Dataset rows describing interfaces

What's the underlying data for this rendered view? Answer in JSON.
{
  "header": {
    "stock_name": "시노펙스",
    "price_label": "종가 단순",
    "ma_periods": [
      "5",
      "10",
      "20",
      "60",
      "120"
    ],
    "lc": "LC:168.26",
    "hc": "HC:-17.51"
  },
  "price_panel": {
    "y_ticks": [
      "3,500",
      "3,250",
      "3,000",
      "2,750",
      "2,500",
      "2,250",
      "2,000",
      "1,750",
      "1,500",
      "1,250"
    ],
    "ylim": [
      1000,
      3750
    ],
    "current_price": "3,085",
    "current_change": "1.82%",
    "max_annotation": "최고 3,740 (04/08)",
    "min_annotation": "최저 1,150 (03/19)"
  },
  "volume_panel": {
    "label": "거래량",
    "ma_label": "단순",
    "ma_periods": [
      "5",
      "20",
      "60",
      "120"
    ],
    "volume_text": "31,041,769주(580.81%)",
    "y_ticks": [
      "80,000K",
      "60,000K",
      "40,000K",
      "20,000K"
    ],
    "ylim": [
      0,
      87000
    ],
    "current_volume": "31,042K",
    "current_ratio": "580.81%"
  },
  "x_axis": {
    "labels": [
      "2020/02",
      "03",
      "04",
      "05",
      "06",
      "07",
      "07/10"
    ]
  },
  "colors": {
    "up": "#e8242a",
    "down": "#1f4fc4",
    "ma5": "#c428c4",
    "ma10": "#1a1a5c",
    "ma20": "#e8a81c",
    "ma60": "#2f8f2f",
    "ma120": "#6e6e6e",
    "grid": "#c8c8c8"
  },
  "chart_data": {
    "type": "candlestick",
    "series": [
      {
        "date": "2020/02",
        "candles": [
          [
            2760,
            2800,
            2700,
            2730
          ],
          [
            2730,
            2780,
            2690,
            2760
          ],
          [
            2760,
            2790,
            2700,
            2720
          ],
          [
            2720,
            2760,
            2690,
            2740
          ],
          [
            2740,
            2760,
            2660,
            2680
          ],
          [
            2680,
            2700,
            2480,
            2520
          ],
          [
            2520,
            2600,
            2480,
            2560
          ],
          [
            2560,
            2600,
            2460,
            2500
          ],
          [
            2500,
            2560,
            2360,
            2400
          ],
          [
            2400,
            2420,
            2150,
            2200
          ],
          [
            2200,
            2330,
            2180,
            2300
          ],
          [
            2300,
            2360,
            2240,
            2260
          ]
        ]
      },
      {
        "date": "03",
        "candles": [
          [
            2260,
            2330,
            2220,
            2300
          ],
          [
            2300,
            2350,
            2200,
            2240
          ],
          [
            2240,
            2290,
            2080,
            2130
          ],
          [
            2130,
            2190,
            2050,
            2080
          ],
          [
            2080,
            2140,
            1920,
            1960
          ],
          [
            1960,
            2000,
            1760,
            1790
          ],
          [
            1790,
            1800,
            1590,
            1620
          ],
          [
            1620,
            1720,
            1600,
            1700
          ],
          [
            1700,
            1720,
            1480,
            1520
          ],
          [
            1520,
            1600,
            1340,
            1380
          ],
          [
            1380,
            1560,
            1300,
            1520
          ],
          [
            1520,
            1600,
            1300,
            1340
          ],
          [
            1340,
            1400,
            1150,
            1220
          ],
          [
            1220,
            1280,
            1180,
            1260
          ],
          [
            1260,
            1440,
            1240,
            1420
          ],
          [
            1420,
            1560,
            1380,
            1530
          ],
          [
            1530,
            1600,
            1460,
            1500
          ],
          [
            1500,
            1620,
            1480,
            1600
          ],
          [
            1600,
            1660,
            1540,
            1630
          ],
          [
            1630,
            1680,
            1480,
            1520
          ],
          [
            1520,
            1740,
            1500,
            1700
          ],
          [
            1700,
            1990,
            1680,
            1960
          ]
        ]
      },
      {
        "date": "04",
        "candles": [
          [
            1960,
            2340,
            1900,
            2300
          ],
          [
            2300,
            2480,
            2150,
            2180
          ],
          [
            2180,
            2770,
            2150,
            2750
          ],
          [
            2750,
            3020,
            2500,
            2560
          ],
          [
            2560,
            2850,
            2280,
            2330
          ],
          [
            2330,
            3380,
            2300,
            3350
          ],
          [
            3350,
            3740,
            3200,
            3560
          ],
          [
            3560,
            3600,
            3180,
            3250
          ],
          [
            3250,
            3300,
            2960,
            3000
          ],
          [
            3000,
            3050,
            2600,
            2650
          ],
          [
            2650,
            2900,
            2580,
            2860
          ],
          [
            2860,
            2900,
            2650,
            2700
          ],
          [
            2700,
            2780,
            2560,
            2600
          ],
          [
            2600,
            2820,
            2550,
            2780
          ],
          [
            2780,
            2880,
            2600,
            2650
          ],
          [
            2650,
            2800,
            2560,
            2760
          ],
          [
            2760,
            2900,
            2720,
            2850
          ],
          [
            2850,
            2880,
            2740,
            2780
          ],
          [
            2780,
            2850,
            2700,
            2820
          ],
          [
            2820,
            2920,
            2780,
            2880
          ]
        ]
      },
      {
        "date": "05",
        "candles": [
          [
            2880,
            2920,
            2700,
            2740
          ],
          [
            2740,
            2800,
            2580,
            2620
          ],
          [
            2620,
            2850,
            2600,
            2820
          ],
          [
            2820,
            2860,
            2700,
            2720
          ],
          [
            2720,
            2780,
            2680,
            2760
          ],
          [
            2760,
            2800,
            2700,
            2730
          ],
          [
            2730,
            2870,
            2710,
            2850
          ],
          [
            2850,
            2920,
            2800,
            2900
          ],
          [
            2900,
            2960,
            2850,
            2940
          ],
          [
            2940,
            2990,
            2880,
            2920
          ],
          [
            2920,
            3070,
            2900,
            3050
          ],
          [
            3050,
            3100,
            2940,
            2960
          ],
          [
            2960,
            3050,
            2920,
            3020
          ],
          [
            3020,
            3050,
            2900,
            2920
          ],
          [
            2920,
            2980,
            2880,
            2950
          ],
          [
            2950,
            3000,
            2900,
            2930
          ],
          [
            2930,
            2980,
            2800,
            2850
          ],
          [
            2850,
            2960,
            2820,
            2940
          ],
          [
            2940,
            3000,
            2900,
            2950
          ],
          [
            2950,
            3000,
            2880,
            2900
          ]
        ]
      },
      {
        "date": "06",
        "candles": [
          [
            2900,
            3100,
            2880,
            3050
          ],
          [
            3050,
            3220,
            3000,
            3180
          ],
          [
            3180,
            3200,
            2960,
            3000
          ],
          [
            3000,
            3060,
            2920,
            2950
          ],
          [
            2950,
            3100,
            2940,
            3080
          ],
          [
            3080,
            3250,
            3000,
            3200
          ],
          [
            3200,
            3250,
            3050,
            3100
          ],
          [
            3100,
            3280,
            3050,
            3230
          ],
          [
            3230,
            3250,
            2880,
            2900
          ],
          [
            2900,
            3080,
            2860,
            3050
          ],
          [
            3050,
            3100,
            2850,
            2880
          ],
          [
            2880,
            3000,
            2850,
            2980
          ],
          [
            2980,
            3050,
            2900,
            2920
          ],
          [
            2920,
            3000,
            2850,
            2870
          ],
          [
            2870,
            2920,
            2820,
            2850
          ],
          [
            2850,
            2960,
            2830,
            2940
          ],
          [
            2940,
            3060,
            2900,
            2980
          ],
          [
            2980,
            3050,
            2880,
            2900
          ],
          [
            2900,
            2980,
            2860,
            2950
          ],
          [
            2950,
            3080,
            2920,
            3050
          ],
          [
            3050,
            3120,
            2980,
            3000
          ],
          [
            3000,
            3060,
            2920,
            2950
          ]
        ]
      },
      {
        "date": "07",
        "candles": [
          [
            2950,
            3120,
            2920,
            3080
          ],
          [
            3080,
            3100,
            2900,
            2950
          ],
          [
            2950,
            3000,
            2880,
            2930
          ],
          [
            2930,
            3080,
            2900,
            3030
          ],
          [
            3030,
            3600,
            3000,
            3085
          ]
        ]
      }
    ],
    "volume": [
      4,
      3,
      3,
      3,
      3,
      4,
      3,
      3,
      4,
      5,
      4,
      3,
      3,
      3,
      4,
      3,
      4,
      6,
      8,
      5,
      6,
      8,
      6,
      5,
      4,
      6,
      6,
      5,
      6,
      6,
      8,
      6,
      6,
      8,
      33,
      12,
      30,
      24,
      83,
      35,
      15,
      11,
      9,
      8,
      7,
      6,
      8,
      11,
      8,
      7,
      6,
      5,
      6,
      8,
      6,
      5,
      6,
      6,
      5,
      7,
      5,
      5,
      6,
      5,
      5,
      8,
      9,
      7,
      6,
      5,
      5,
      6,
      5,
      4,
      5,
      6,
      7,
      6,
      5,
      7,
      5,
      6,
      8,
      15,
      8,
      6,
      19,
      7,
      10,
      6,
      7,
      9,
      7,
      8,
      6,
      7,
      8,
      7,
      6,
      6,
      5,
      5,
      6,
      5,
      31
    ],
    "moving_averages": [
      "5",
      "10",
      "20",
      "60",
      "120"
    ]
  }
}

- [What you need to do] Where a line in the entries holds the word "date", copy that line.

- [Reply]
        "date": "2020/02",
        "date": "03",
        "date": "04",
        "date": "05",
        "date": "06",
        "date": "07",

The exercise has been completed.